The chance that small plastic particles have already damaged nature in Europe is slim, shows a fresh study by Europe’s top independent experts.

But if microplastics continue to build up, environmental damage will show widely within 100 years, says the European academic advisory body SAPEA.

The report, which highlights a lack of knowledge about the future fall-out for people and the environment, was launched at The European Parliament on Friday.

Unusually, the evidence spans the science spectrum, including advice from social and behavioural scientists such as Brunel University London media sociologist Dr Lesley Henderson.

“I knew that there was very little research that explores what the public understand about microplastics and risk,” said Dr Henderson. “But I was surprised there are so many research gaps in the natural sciences.

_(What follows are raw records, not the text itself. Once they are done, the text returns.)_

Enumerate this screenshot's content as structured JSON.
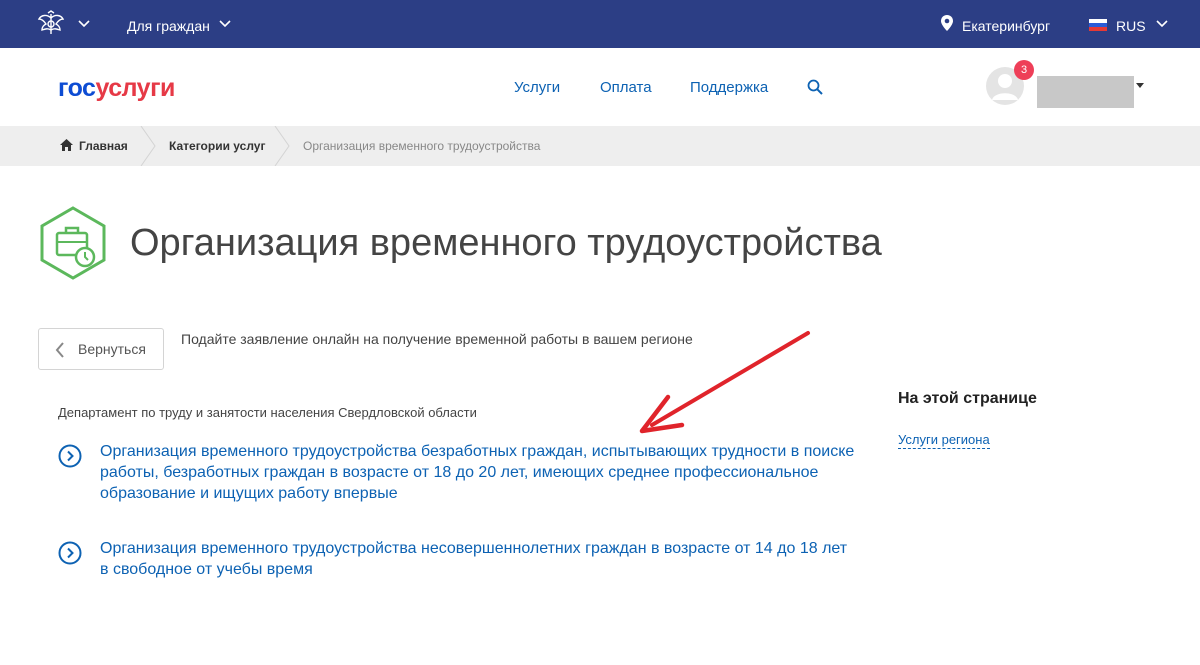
{
  "topbar": {
    "audience_label": "Для граждан",
    "city": "Екатеринбург",
    "language": "RUS"
  },
  "header": {
    "logo_part1": "гос",
    "logo_part2": "услуги",
    "nav": [
      "Услуги",
      "Оплата",
      "Поддержка"
    ],
    "notifications_count": "3"
  },
  "breadcrumbs": {
    "home": "Главная",
    "category": "Категории услуг",
    "current": "Организация временного трудоустройства"
  },
  "page": {
    "title": "Организация временного трудоустройства",
    "back_label": "Вернуться",
    "lead": "Подайте заявление онлайн на получение временной работы в вашем регионе",
    "department": "Департамент по труду и занятости населения Свердловской области",
    "services": [
      {
        "title": "Организация временного трудоустройства безработных граждан, испытывающих трудности в поиске работы, безработных граждан в возрасте от 18 до 20 лет, имеющих среднее профессиональное образование и ищущих работу впервые"
      },
      {
        "title": "Организация временного трудоустройства несовершеннолетних граждан в возрасте от 14 до 18 лет в свободное от учебы время"
      }
    ]
  },
  "sidebar": {
    "title": "На этой странице",
    "link": "Услуги региона"
  },
  "colors": {
    "topbar": "#2c3e85",
    "brand_blue": "#0d4cd3",
    "brand_red": "#e63946",
    "link": "#0d62b3",
    "icon_green": "#5cb85c",
    "annotation_red": "#e0242b"
  }
}
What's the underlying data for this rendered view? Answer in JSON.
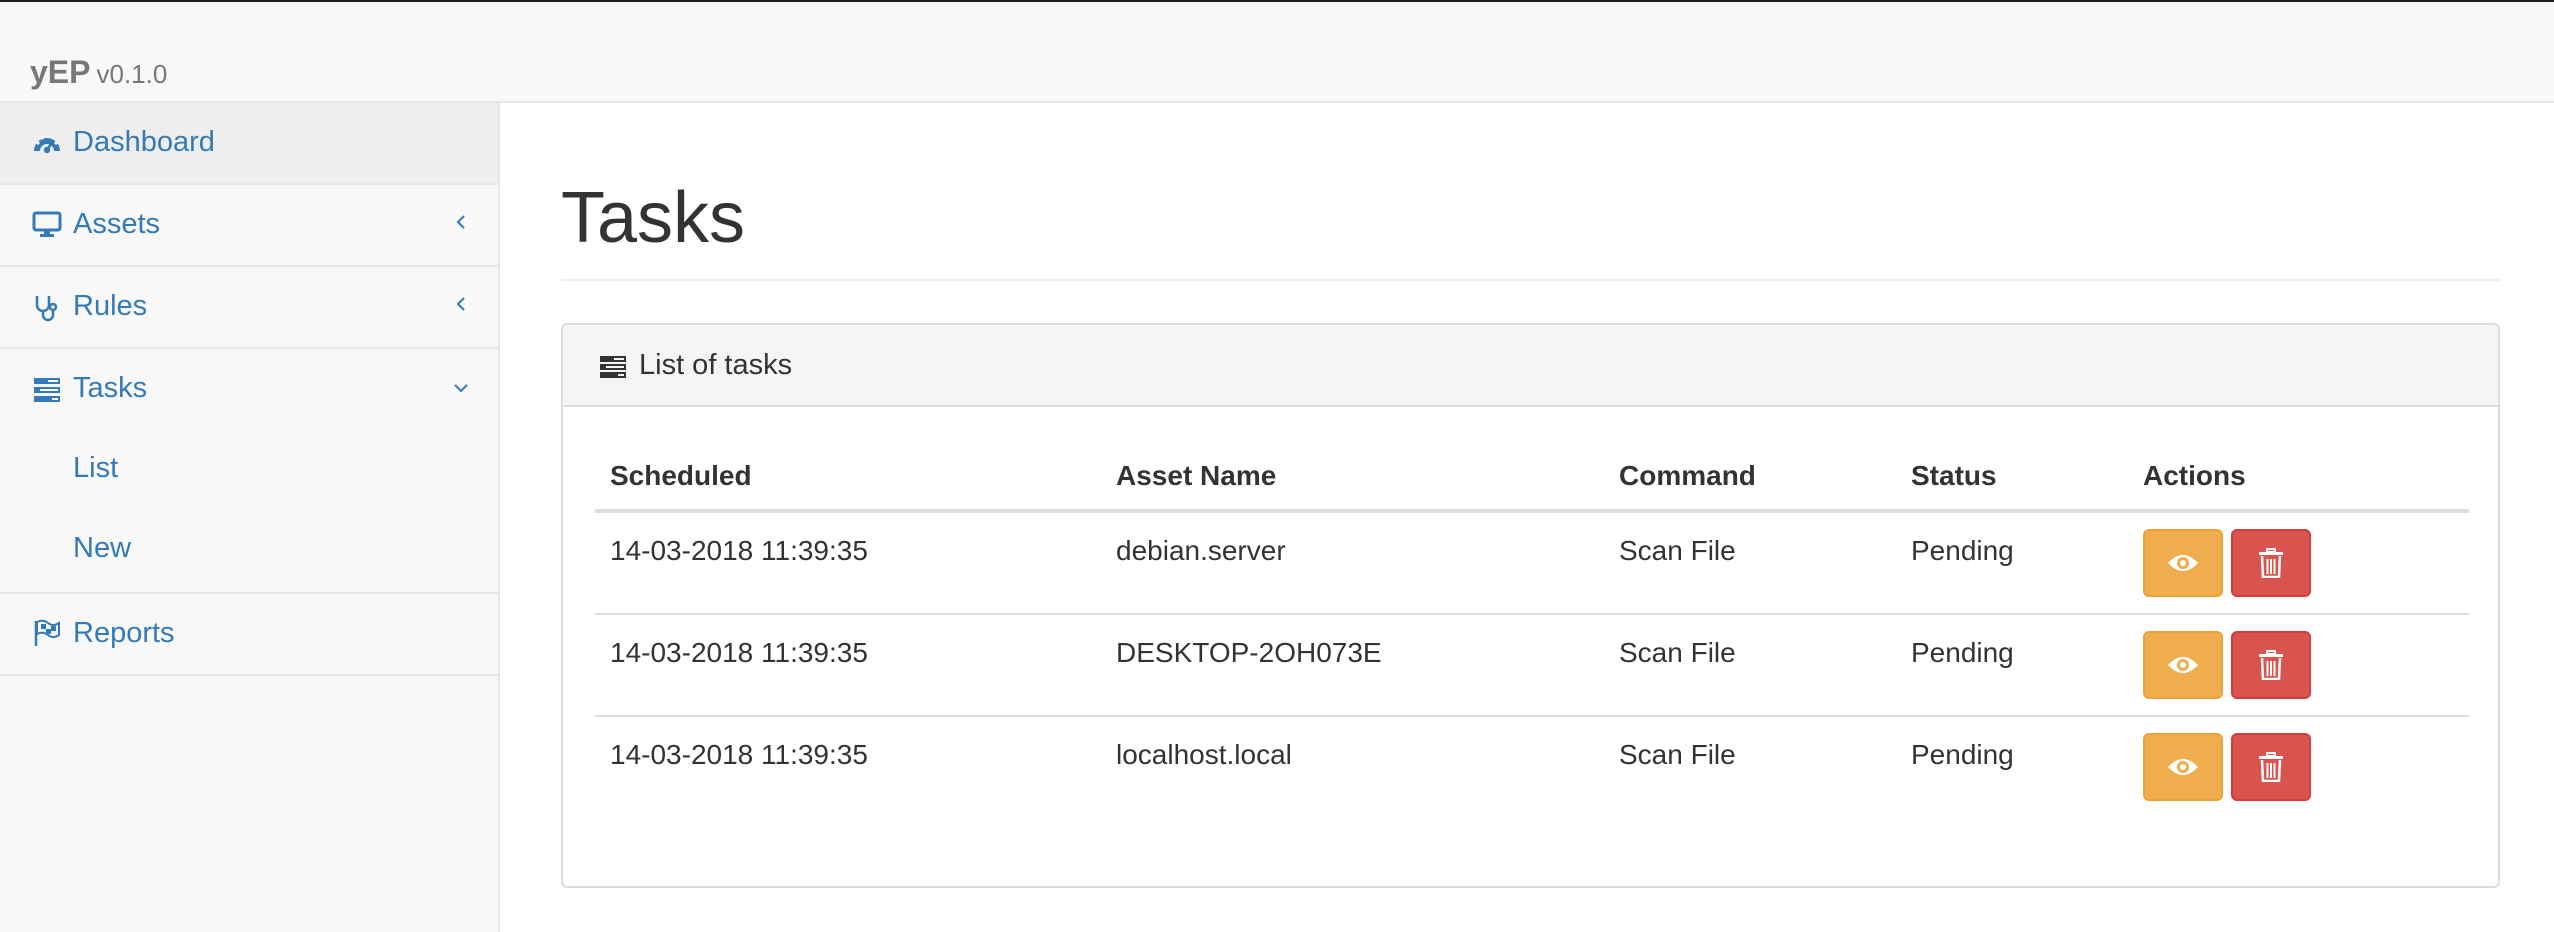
{
  "brand": {
    "name": "yEP",
    "version": "v0.1.0"
  },
  "sidebar": {
    "items": [
      {
        "label": "Dashboard",
        "icon": "dashboard-icon",
        "active": true
      },
      {
        "label": "Assets",
        "icon": "desktop-icon",
        "chevron": "chevron-left-icon"
      },
      {
        "label": "Rules",
        "icon": "stethoscope-icon",
        "chevron": "chevron-left-icon"
      },
      {
        "label": "Tasks",
        "icon": "tasks-icon",
        "chevron": "chevron-down-icon",
        "children": [
          {
            "label": "List"
          },
          {
            "label": "New"
          }
        ]
      },
      {
        "label": "Reports",
        "icon": "flag-checkered-icon"
      }
    ]
  },
  "main": {
    "title": "Tasks",
    "panel": {
      "heading": "List of tasks",
      "heading_icon": "tasks-icon",
      "columns": [
        "Scheduled",
        "Asset Name",
        "Command",
        "Status",
        "Actions"
      ],
      "rows": [
        {
          "scheduled": "14-03-2018 11:39:35",
          "asset": "debian.server",
          "command": "Scan File",
          "status": "Pending"
        },
        {
          "scheduled": "14-03-2018 11:39:35",
          "asset": "DESKTOP-2OH073E",
          "command": "Scan File",
          "status": "Pending"
        },
        {
          "scheduled": "14-03-2018 11:39:35",
          "asset": "localhost.local",
          "command": "Scan File",
          "status": "Pending"
        }
      ],
      "actions": [
        {
          "name": "view",
          "icon": "eye-icon",
          "color": "#f0ad4e"
        },
        {
          "name": "delete",
          "icon": "trash-icon",
          "color": "#d9534f"
        }
      ]
    }
  },
  "colors": {
    "link": "#337ab7",
    "warning": "#f0ad4e",
    "danger": "#d9534f",
    "sidebar_bg": "#f8f8f8",
    "active_bg": "#eeeeee"
  }
}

For example, how microplastics and nanoplastics are defined and measured can differ, and there are no standard measures for exposure and hazard.”

Dr Henderson’s insight will put policy makers in the picture about what messages people might take from what they hear, read and see about microplastics and risk.

“We won’t solve the problem of plastic pollution without huge cultural and social change, and it is important to recognise this,” she said. “So policy makers need to be aware of the messages coming through different media. This is even more important given the speed with which scientific stories can be diffused across social media.

“Media plays a vital role in bringing about positive societal change, so it’s important to work with media and be clear where there is uncertainty in the scientific evidence.”

The report has been handed over to the European Commission’s Group of Chief Scientific Advisors, who will use it to shape their scientific opinion on microplastics.

SAPEA’s Professor Bart Koelmans said: “The evidence about nano- and microplastics remains uncertain and complex. But a lack of evidence for risk doesn’t mean we should assume that there is no risk. As our social science colleagues point out, it’s vital we communicate clearly about uncertainties in the evidence, rather than just assuming that everything is fine just because we don’t know for sure.”

Read 'A scientific perspective on microplastics in nature and society' in full here

Reported by:

Hayley Jarvis, Media Relations
+44 (0)1895 268176